When the light of the Sun or the moon is blocked by another body, the Sun or the Moon is said to be in eclipse.
Solar Eclipse it is caused when the Moon revolving around the Earth comes in between the Earth and the Sun, thus making a part or whole of the Sun invisible from a particular part of the Earth. Thus the eclipse can be partial or complete.
Lunar Eclipse when the Earth comes between the Moon and the Sun, the shadow cast by the Earth on the Moon results in a lunar eclipse.
Rocks are made up of individual substances, called minerals, found mostly in solid state. Rocks are classified into three major types
Igneous Rocks are formed by the solidification of the molten magma, Mica, Granite.
Sedimentary Rocks are formed due to accumulation of rock particles and organic matter in layers, under tremendous pressure, Gravel, Peat, Gypsum.
Metamorphic Rocks These rock were originally igneous or sedimentary but later changed due to pressure, heat or action of water Gneiss, Marble, Quartzite etc.
Types of Rock
State, Mica Schist
A shaking of a Part of the Earth’s surface that often causes great damage.
- Any sudden disturbance below the Earths surface may produce vibrations or shaking in Earth’s crust and some of these vibrations, when reach the surface, are known as earthquakes.
- The intensity of earthquake waves is recorded by seismograph.

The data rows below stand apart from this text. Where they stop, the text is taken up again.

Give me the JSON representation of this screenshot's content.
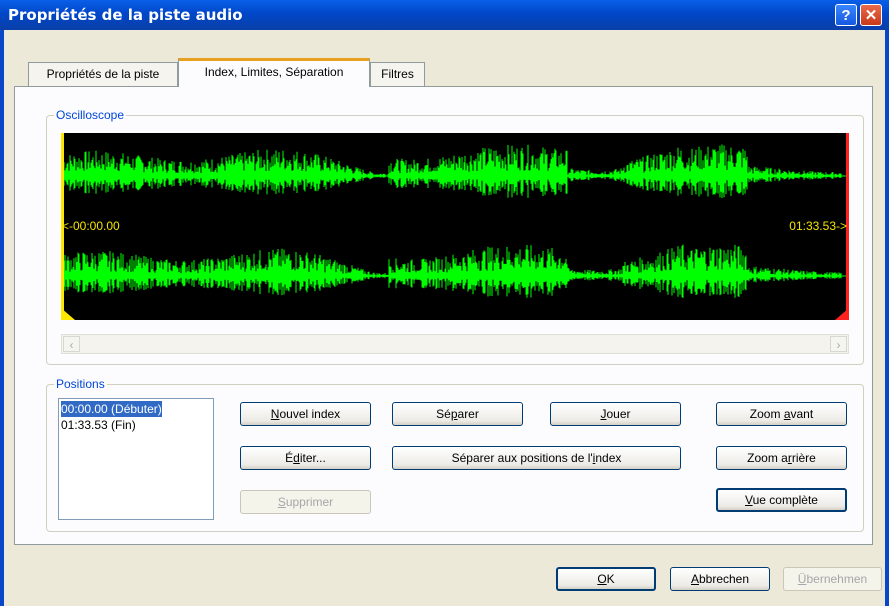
{
  "window": {
    "title": "Propriétés de la piste audio",
    "help_label": "?",
    "close_label": "✕"
  },
  "tabs": [
    {
      "label": "Propriétés de la piste",
      "active": false
    },
    {
      "label": "Index, Limites, Séparation",
      "active": true
    },
    {
      "label": "Filtres",
      "active": false
    }
  ],
  "oscilloscope": {
    "label": "Oscilloscope",
    "start_time": "<-00:00.00",
    "end_time": "01:33.53->",
    "wave_color": "#00ff00",
    "start_marker_color": "#ffe600",
    "end_marker_color": "#ff2020"
  },
  "positions": {
    "label": "Positions",
    "items": [
      {
        "label": "00:00.00 (Débuter)",
        "selected": true
      },
      {
        "label": "01:33.53 (Fin)",
        "selected": false
      }
    ]
  },
  "buttons": {
    "nouvel_index": {
      "pre": "",
      "u": "N",
      "post": "ouvel index"
    },
    "editer": {
      "pre": "É",
      "u": "d",
      "post": "iter..."
    },
    "supprimer": {
      "pre": "",
      "u": "S",
      "post": "upprimer"
    },
    "separer": {
      "pre": "Sé",
      "u": "p",
      "post": "arer"
    },
    "separer_index": {
      "pre": "Séparer aux positions de l'",
      "u": "i",
      "post": "ndex"
    },
    "jouer": {
      "pre": "",
      "u": "J",
      "post": "ouer"
    },
    "zoom_avant": {
      "pre": "Zoom ",
      "u": "a",
      "post": "vant"
    },
    "zoom_arriere": {
      "pre": "Zoom a",
      "u": "r",
      "post": "rière"
    },
    "vue_complete": {
      "pre": "",
      "u": "V",
      "post": "ue complète"
    },
    "ok": {
      "pre": "",
      "u": "O",
      "post": "K"
    },
    "abbrechen": {
      "pre": "",
      "u": "A",
      "post": "bbrechen"
    },
    "ubernehmen": {
      "pre": "",
      "u": "Ü",
      "post": "bernehmen"
    }
  },
  "scroll_icons": {
    "left": "chevron-left-icon",
    "right": "chevron-right-icon",
    "up": "chevron-up-icon",
    "down": "chevron-down-icon"
  }
}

- Focus is the point beneath the Earth where earthquake originates.
- Epicentre is the point just above the focus on the Earth’s surface.
Volcanism is the phenomenon of sudden eruption of hot magma, gases, Ash and other material from inside the Earth to its surface.

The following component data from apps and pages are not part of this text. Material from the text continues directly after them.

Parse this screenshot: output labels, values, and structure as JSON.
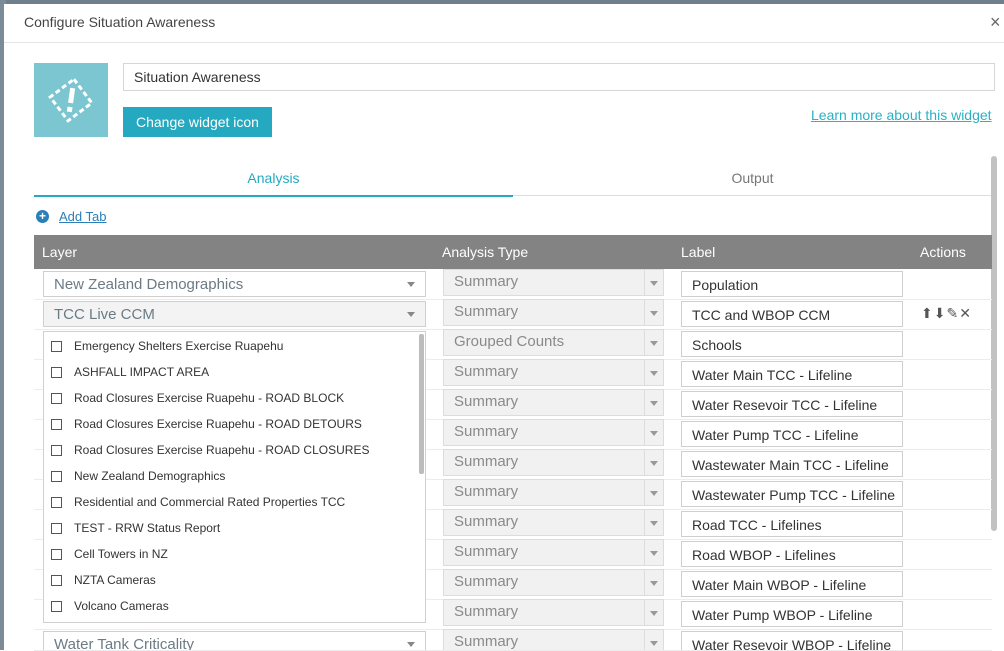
{
  "dialog": {
    "title": "Configure Situation Awareness",
    "close_glyph": "×"
  },
  "widget": {
    "icon": "situation-awareness-icon",
    "name_value": "Situation Awareness",
    "change_icon_label": "Change widget icon",
    "learn_more_label": "Learn more about this widget"
  },
  "tabs": [
    {
      "label": "Analysis",
      "active": true
    },
    {
      "label": "Output",
      "active": false
    }
  ],
  "add_tab_label": "Add Tab",
  "table": {
    "headers": {
      "layer": "Layer",
      "analysis_type": "Analysis Type",
      "label": "Label",
      "actions": "Actions"
    },
    "rows": [
      {
        "layer": "New Zealand Demographics",
        "analysis_type": "Summary",
        "label": "Population"
      },
      {
        "layer": "TCC Live CCM",
        "analysis_type": "Summary",
        "label": "TCC and WBOP CCM"
      },
      {
        "layer": "",
        "analysis_type": "Grouped Counts",
        "label": "Schools"
      },
      {
        "layer": "",
        "analysis_type": "Summary",
        "label": "Water Main TCC - Lifeline"
      },
      {
        "layer": "",
        "analysis_type": "Summary",
        "label": "Water Resevoir TCC - Lifeline"
      },
      {
        "layer": "",
        "analysis_type": "Summary",
        "label": "Water Pump TCC - Lifeline"
      },
      {
        "layer": "",
        "analysis_type": "Summary",
        "label": "Wastewater Main TCC - Lifeline"
      },
      {
        "layer": "",
        "analysis_type": "Summary",
        "label": "Wastewater Pump TCC - Lifeline"
      },
      {
        "layer": "",
        "analysis_type": "Summary",
        "label": "Road TCC - Lifelines"
      },
      {
        "layer": "",
        "analysis_type": "Summary",
        "label": "Road WBOP - Lifelines"
      },
      {
        "layer": "",
        "analysis_type": "Summary",
        "label": "Water Main WBOP - Lifeline"
      },
      {
        "layer": "",
        "analysis_type": "Summary",
        "label": "Water Pump WBOP - Lifeline"
      },
      {
        "layer": "Water Tank Criticality",
        "analysis_type": "Summary",
        "label": "Water Resevoir WBOP - Lifeline"
      }
    ],
    "action_icons": [
      "arrow-up-icon",
      "arrow-down-icon",
      "pencil-icon",
      "delete-x-icon"
    ]
  },
  "dropdown_options": [
    {
      "label": "Emergency Shelters Exercise Ruapehu",
      "icon": "point-layer-icon"
    },
    {
      "label": "ASHFALL IMPACT AREA",
      "icon": "polygon-layer-icon"
    },
    {
      "label": "Road Closures Exercise Ruapehu - ROAD BLOCK",
      "icon": "point-layer-icon"
    },
    {
      "label": "Road Closures Exercise Ruapehu - ROAD DETOURS",
      "icon": "line-layer-icon"
    },
    {
      "label": "Road Closures Exercise Ruapehu - ROAD CLOSURES",
      "icon": "line-layer-icon"
    },
    {
      "label": "New Zealand Demographics",
      "icon": "polygon-layer-icon"
    },
    {
      "label": "Residential and Commercial Rated Properties TCC",
      "icon": "polygon-layer-icon"
    },
    {
      "label": "TEST - RRW Status Report",
      "icon": "point-layer-icon"
    },
    {
      "label": "Cell Towers in NZ",
      "icon": "point-layer-icon"
    },
    {
      "label": "NZTA Cameras",
      "icon": "point-layer-icon"
    },
    {
      "label": "Volcano Cameras",
      "icon": "point-layer-icon"
    }
  ],
  "colors": {
    "accent": "#24a9c0",
    "header_bg": "#838383",
    "icon_bg": "#7cc6d2",
    "link": "#2b7fb9"
  }
}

Types of Volcanoes
Active which erupts frequently Mauna Loa (Hawaii), Etna (Sicily), Vesuvius (Italy), Stromboli (Mediterranean Sea).
Dormant Not erupted for quite some time, Fujiyama (Japan), Krakatoa (Indonesia), Barren Island (Andamans).
Extinct Not erupted for several centuries, Arthur’s seat, Edinburgh, Scotland.
Ring of Fire Hundreds of active volcanoes found on the land near the edges of the pacific ocean.
Tsunami Large ocean wave that is caused by sudden motion on the ocean floor. Motion could be an earthquake, volcanic eruptions or underwater landslide.
A Natural feature (such as a mountain or valley) of the Earth’s surface.
There are three major landforms mountains, plateaus and plains.
An uplifted portion of the Earth’s surface is called a hill or a mountain. Mountains are classified into following four types
Fold Mountains are formed by folding of crustal rocks by compressive forces. Himalayas (Asia), Alps (Europe).
Block Mountains when great blocks of the Earth’s crust are raised or lowered during the last stage of mountain building, block mountains are formed, Vosges in France, Black Forest mountains in Germany.
Volcanic Mountains These are formed by the matter thrown out from the volcanoes, and are also known as mountains of accumulation, Mt Mauna Loa in Hawaii, Mt Popa in Myanmar.
Residual or Dissected Mountains They are known as relict mountains or mountains of circum-denudation. They owe their present form to erosion by different agencies, Nilgiris, Girnar and Rajmahal.
Plateaus are flat, table like, Upland areas with rough top surface and steep side walls.
A relatively low-lying and flat land surface with least difference between its highest and lowest points is called a plain.
The air in a particular place or area.
The whole mass of air that surrounds the earth.
The vast expanse of air, which envelops the Earth all around is called the atmosphere. It extends to thousands of kilometres.
It protects the Earth’s surface from the Sun’s harmful, ultraviolet rays.
Structure of Atmosphere
Layer Height (km)
Troposphere 0-18 km
Stratosphere 18-50 km
Mesosphere 50-80 km
Lonosphere 80-400 km
Exosphere Above 400 km
- Contains 75% of the gases in the atmosphere. As height increases, temperature decreases (about 6.5°C per 1 km ascent).
- This layer contains the ozone layer. The temperature remains fairly constant. At upper layer temperature is almost 0°C
- This is the coldest region of the atmosphere. The temperature drops to about-100°C.
- Radio waves are bounced off the ions and reflect waves back to the Earth. This generally helps radio communication.
- Upper part of exosphere is called Magnetosphere. The temperature keeps on rising constantly at high rate.